Task material -
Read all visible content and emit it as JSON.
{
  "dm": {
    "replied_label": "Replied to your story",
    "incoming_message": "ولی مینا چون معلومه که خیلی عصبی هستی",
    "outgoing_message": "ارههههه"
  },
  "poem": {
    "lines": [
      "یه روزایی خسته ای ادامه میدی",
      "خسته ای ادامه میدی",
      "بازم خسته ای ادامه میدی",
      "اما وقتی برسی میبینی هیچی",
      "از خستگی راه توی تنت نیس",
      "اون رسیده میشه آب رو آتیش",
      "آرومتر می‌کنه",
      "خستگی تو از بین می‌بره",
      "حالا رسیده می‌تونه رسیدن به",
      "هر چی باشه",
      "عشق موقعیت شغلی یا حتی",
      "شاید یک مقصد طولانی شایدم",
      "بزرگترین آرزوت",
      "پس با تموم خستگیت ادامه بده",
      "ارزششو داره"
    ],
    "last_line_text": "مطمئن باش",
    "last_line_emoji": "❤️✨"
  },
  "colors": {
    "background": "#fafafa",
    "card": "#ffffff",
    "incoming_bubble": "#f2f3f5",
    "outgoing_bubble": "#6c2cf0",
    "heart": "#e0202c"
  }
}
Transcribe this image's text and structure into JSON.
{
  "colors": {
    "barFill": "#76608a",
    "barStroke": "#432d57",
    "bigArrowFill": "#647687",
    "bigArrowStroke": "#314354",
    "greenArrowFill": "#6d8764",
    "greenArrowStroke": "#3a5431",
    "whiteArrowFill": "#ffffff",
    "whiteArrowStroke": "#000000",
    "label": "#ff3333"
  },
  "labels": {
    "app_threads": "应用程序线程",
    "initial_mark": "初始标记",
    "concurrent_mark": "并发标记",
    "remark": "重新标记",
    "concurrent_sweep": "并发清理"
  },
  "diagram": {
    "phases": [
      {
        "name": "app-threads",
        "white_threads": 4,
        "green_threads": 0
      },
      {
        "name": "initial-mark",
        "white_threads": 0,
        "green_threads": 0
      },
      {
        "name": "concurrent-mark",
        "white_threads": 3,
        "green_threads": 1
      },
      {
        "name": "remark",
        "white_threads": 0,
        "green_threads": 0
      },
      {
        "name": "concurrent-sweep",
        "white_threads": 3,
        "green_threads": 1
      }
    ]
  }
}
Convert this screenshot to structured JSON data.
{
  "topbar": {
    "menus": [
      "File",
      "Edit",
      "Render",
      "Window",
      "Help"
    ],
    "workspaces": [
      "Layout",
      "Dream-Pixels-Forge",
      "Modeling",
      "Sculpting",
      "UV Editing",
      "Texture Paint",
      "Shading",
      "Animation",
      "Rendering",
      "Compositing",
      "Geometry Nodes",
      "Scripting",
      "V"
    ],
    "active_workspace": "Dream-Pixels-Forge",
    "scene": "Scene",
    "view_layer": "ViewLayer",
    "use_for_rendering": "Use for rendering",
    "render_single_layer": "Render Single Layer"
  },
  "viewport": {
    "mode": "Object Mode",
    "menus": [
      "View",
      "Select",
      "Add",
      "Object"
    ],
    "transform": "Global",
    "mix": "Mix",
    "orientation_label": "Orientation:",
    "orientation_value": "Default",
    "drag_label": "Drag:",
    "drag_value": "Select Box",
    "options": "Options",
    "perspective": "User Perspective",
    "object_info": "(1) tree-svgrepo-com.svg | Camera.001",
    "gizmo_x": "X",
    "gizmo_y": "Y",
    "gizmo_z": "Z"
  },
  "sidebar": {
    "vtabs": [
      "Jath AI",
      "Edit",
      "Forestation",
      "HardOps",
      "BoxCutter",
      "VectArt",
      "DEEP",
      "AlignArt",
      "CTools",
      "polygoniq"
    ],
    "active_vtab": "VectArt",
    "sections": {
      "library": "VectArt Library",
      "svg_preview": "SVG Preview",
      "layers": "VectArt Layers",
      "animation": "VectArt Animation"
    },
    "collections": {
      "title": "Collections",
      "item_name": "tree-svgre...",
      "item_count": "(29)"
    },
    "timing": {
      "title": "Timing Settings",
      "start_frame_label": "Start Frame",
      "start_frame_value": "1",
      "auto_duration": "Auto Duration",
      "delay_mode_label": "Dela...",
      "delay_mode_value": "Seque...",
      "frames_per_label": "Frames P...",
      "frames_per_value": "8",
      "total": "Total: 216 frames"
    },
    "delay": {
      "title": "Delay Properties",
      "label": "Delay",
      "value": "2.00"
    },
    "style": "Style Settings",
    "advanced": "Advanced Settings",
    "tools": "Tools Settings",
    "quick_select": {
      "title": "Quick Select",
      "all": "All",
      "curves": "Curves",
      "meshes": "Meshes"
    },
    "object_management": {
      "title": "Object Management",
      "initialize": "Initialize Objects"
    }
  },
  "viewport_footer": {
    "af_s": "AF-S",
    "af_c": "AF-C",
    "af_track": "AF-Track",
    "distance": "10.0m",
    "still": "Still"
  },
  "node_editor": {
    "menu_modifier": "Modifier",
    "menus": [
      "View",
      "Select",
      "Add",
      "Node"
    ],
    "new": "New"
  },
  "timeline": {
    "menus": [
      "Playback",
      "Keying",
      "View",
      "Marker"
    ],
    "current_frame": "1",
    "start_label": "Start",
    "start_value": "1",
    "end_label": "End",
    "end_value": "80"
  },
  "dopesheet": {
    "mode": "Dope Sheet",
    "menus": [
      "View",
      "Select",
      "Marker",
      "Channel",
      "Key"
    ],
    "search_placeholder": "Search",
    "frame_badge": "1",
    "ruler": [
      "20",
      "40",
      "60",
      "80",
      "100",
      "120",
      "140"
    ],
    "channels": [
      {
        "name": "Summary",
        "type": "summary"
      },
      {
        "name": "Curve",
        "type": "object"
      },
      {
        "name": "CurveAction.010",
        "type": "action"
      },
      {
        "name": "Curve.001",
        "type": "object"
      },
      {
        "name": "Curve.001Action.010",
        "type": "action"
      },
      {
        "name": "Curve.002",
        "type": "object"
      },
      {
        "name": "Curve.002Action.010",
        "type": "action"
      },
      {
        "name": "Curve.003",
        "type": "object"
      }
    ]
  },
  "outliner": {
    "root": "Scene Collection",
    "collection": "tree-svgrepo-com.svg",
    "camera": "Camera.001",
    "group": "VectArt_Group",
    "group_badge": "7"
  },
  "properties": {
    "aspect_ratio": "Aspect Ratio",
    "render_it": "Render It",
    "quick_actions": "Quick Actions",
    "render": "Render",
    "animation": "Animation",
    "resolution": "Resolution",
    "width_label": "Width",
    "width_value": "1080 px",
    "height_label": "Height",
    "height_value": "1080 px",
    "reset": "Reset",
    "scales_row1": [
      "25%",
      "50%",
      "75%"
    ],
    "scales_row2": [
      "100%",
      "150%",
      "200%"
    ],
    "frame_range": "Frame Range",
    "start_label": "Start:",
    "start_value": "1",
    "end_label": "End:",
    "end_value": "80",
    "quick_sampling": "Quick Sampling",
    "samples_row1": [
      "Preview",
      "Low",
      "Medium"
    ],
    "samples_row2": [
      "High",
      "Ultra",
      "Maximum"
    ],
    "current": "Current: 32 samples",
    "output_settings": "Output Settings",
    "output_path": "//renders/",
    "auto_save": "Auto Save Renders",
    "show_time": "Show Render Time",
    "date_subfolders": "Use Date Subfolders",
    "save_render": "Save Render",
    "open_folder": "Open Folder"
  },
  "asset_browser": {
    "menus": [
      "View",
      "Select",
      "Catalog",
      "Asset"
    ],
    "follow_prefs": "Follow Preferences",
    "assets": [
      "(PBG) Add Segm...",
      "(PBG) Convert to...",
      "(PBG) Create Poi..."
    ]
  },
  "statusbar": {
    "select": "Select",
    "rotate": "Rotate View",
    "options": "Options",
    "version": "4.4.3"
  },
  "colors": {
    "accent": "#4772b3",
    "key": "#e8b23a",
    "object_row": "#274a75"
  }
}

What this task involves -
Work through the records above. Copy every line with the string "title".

Exercise solution -
      "title": "Collections",
      "title": "Timing Settings",
      "title": "Delay Properties",
      "title": "Quick Select",
      "title": "Object Management",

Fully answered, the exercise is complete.